Many Israeli historians feel torn between their academic obligation to publicize the almost inevitable atrocities of wartime, and the obvious consequences for an already delicate peacetime relationship between the two former enemies.

Bringing the information out into the open forces Israel to confront the moral challenge of preventing recurrences, said Ephraim Kam, deputy director of the Jaffee Center for Strategic Studies in Tel Aviv.

Something must also be done to rescue the bilateral relationship, he says.

"Mubarak needs a ladder to get off the tree, and if we provide it, he will be satisfied."

But any subsequent investigation aimed at placating him "should be done without too much noise," he said.

Shlomo Gazit, an academic and former director of military intelligence, argues the events are being taken out of context.

"This is really a storm in a teacup," he says, adding the problem is not with the killings, but with the fact that they were publicized.

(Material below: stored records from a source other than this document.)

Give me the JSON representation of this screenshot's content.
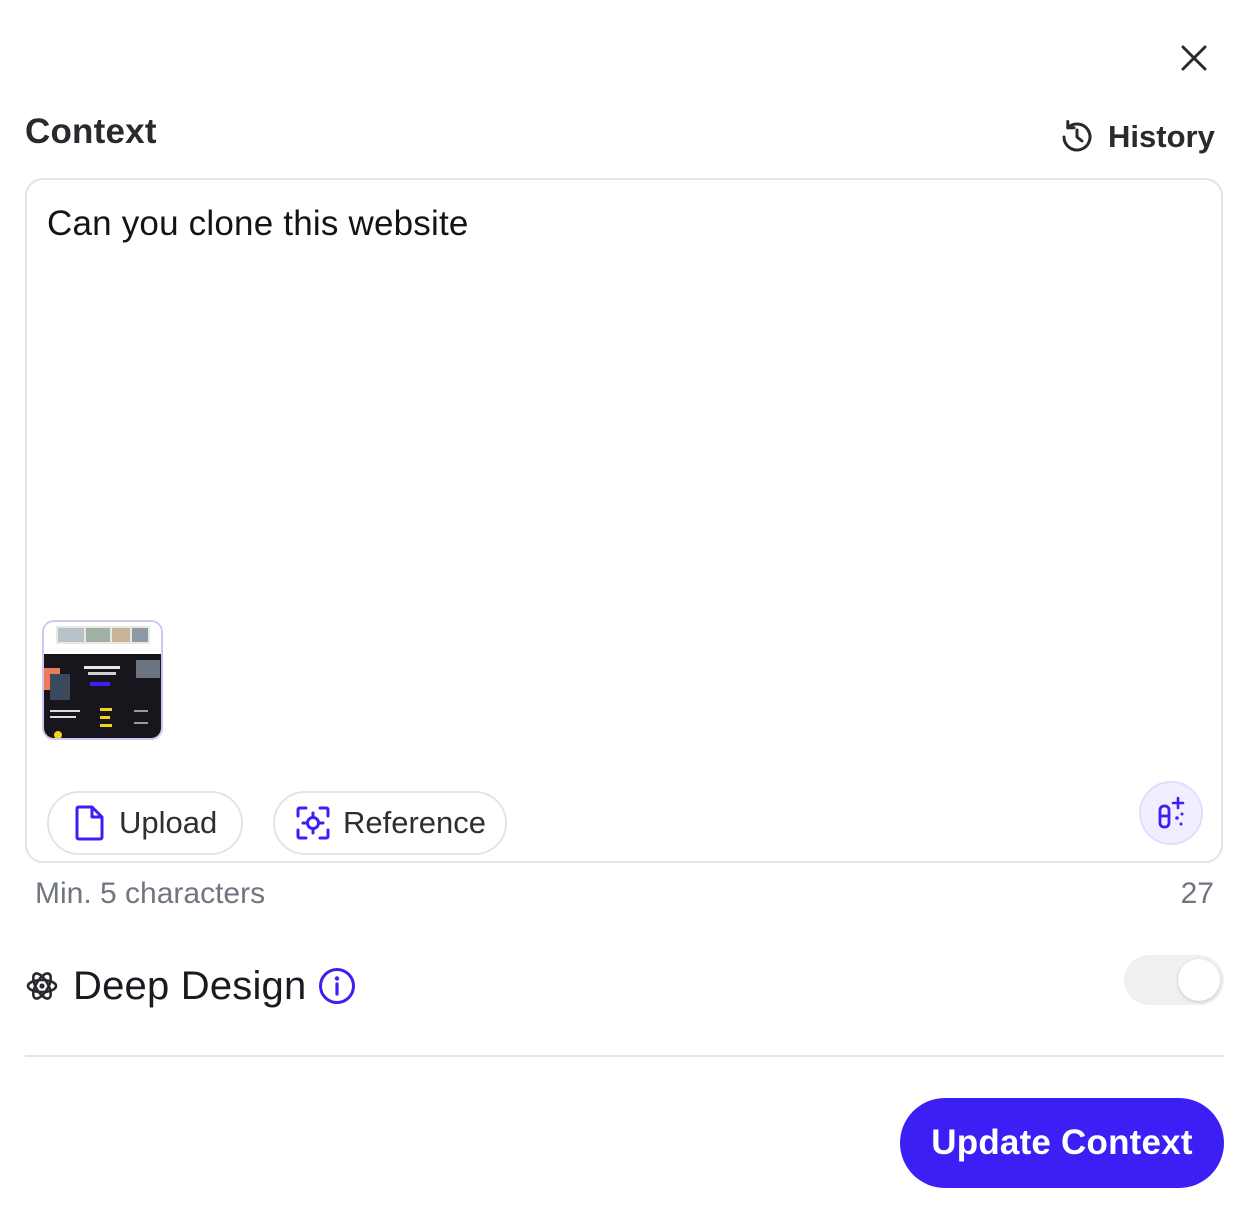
{
  "header": {
    "title": "Context",
    "history_label": "History"
  },
  "editor": {
    "text": "Can you clone this website",
    "upload_label": "Upload",
    "reference_label": "Reference"
  },
  "footer_info": {
    "hint": "Min. 5 characters",
    "char_count": "27"
  },
  "deep_design": {
    "label": "Deep Design",
    "enabled": false
  },
  "actions": {
    "primary_label": "Update Context"
  },
  "colors": {
    "accent": "#3b1ff5",
    "accent_soft": "#f1efff"
  },
  "icons": {
    "close": "close-icon",
    "history": "history-icon",
    "upload": "file-icon",
    "reference": "target-scan-icon",
    "magic": "magic-wand-icon",
    "deep_design": "atom-icon",
    "info": "info-icon"
  }
}
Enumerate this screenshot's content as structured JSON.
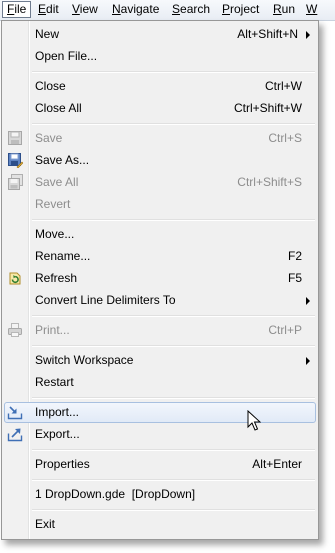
{
  "menubar": {
    "items": [
      {
        "mnemonic": "F",
        "rest": "ile"
      },
      {
        "mnemonic": "E",
        "rest": "dit"
      },
      {
        "mnemonic": "V",
        "rest": "iew"
      },
      {
        "mnemonic": "N",
        "rest": "avigate"
      },
      {
        "mnemonic": "S",
        "rest": "earch"
      },
      {
        "mnemonic": "P",
        "rest": "roject"
      },
      {
        "mnemonic": "R",
        "rest": "un"
      },
      {
        "mnemonic": "W",
        "rest": ""
      }
    ]
  },
  "file_menu": {
    "items": [
      {
        "label": "New",
        "accel": "Alt+Shift+N"
      },
      {
        "label": "Open File..."
      },
      {
        "label": "Close",
        "accel": "Ctrl+W"
      },
      {
        "label": "Close All",
        "accel": "Ctrl+Shift+W"
      },
      {
        "label": "Save",
        "accel": "Ctrl+S"
      },
      {
        "label": "Save As..."
      },
      {
        "label": "Save All",
        "accel": "Ctrl+Shift+S"
      },
      {
        "label": "Revert"
      },
      {
        "label": "Move..."
      },
      {
        "label": "Rename...",
        "accel": "F2"
      },
      {
        "label": "Refresh",
        "accel": "F5"
      },
      {
        "label": "Convert Line Delimiters To"
      },
      {
        "label": "Print...",
        "accel": "Ctrl+P"
      },
      {
        "label": "Switch Workspace"
      },
      {
        "label": "Restart"
      },
      {
        "label": "Import..."
      },
      {
        "label": "Export..."
      },
      {
        "label": "Properties",
        "accel": "Alt+Enter"
      },
      {
        "label": "1 DropDown.gde  [DropDown]"
      },
      {
        "label": "Exit"
      }
    ]
  },
  "icons": {
    "save": "save-disk-icon",
    "save_as": "save-as-icon",
    "save_all": "save-all-icon",
    "refresh": "refresh-icon",
    "print": "print-icon",
    "import": "import-icon",
    "export": "export-icon",
    "cursor": "mouse-pointer-icon"
  },
  "colors": {
    "menu_background": "#f0f0f0",
    "hover_border": "#a8c0e0",
    "disabled_text": "#8d8d8d",
    "icon_blue": "#3f6fb5"
  }
}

"I don't think that this is the kind of story, with all the delicacies, that should come out," Gazit said in an interview.  "I've been to five wars, and I haven't seen a war that was a tennis game.  A war is an ugly, dirty, cruel act with many, many unplanned and unwanted circumstances."